Start of Data section
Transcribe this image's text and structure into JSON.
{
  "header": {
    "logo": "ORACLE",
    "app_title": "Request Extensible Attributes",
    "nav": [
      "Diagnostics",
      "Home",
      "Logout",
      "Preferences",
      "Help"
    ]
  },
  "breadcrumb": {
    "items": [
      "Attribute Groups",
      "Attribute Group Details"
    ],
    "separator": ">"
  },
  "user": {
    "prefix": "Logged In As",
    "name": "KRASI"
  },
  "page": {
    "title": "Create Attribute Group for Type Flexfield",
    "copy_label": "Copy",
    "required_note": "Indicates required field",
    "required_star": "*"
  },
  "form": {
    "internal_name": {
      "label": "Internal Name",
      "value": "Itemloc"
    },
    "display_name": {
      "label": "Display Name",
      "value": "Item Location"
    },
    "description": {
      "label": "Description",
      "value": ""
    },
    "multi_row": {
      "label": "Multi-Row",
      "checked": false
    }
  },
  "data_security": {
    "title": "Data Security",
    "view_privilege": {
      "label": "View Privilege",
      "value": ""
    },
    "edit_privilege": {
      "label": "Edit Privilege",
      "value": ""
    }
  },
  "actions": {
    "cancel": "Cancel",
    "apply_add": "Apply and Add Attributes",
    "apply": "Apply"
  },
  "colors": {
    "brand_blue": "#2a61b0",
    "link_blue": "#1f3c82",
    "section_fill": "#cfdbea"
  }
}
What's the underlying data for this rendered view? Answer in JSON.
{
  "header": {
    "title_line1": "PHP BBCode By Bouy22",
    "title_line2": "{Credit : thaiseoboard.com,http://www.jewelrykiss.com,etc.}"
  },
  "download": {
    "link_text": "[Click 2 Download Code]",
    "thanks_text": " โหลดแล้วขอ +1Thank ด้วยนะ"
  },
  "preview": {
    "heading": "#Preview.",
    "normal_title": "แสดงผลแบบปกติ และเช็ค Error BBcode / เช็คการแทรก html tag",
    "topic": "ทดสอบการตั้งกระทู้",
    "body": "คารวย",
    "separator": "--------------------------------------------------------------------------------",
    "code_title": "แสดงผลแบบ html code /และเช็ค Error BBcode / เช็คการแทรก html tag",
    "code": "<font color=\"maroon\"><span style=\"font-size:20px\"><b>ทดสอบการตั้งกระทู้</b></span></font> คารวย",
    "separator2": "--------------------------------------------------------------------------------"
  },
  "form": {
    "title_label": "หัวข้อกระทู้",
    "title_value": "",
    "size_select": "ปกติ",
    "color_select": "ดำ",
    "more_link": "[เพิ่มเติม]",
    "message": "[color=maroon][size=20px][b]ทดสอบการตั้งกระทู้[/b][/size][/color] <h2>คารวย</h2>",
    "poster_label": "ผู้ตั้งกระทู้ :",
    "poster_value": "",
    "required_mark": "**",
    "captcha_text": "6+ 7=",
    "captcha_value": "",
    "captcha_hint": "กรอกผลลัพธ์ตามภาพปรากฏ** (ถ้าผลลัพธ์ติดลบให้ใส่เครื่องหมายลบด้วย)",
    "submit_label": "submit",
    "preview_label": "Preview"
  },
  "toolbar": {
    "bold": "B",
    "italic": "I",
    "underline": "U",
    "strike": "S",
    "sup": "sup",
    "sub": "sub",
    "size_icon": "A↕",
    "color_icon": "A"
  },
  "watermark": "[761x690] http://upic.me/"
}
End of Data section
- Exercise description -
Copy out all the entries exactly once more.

- Solved exercise -
Transcribe this image's text and structure into JSON.
{
  "header": {
    "logo": "ORACLE",
    "app_title": "Request Extensible Attributes",
    "nav": [
      "Diagnostics",
      "Home",
      "Logout",
      "Preferences",
      "Help"
    ]
  },
  "breadcrumb": {
    "items": [
      "Attribute Groups",
      "Attribute Group Details"
    ],
    "separator": ">"
  },
  "user": {
    "prefix": "Logged In As",
    "name": "KRASI"
  },
  "page": {
    "title": "Create Attribute Group for Type Flexfield",
    "copy_label": "Copy",
    "required_note": "Indicates required field",
    "required_star": "*"
  },
  "form": {
    "internal_name": {
      "label": "Internal Name",
      "value": "Itemloc"
    },
    "display_name": {
      "label": "Display Name",
      "value": "Item Location"
    },
    "description": {
      "label": "Description",
      "value": ""
    },
    "multi_row": {
      "label": "Multi-Row",
      "checked": false
    }
  },
  "data_security": {
    "title": "Data Security",
    "view_privilege": {
      "label": "View Privilege",
      "value": ""
    },
    "edit_privilege": {
      "label": "Edit Privilege",
      "value": ""
    }
  },
  "actions": {
    "cancel": "Cancel",
    "apply_add": "Apply and Add Attributes",
    "apply": "Apply"
  },
  "colors": {
    "brand_blue": "#2a61b0",
    "link_blue": "#1f3c82",
    "section_fill": "#cfdbea"
  }
}
What's the underlying data for this rendered view? Answer in JSON.
{
  "header": {
    "title_line1": "PHP BBCode By Bouy22",
    "title_line2": "{Credit : thaiseoboard.com,http://www.jewelrykiss.com,etc.}"
  },
  "download": {
    "link_text": "[Click 2 Download Code]",
    "thanks_text": " โหลดแล้วขอ +1Thank ด้วยนะ"
  },
  "preview": {
    "heading": "#Preview.",
    "normal_title": "แสดงผลแบบปกติ และเช็ค Error BBcode / เช็คการแทรก html tag",
    "topic": "ทดสอบการตั้งกระทู้",
    "body": "คารวย",
    "separator": "--------------------------------------------------------------------------------",
    "code_title": "แสดงผลแบบ html code /และเช็ค Error BBcode / เช็คการแทรก html tag",
    "code": "<font color=\"maroon\"><span style=\"font-size:20px\"><b>ทดสอบการตั้งกระทู้</b></span></font> คารวย",
    "separator2": "--------------------------------------------------------------------------------"
  },
  "form": {
    "title_label": "หัวข้อกระทู้",
    "title_value": "",
    "size_select": "ปกติ",
    "color_select": "ดำ",
    "more_link": "[เพิ่มเติม]",
    "message": "[color=maroon][size=20px][b]ทดสอบการตั้งกระทู้[/b][/size][/color] <h2>คารวย</h2>",
    "poster_label": "ผู้ตั้งกระทู้ :",
    "poster_value": "",
    "required_mark": "**",
    "captcha_text": "6+ 7=",
    "captcha_value": "",
    "captcha_hint": "กรอกผลลัพธ์ตามภาพปรากฏ** (ถ้าผลลัพธ์ติดลบให้ใส่เครื่องหมายลบด้วย)",
    "submit_label": "submit",
    "preview_label": "Preview"
  },
  "toolbar": {
    "bold": "B",
    "italic": "I",
    "underline": "U",
    "strike": "S",
    "sup": "sup",
    "sub": "sub",
    "size_icon": "A↕",
    "color_icon": "A"
  },
  "watermark": "[761x690] http://upic.me/"
}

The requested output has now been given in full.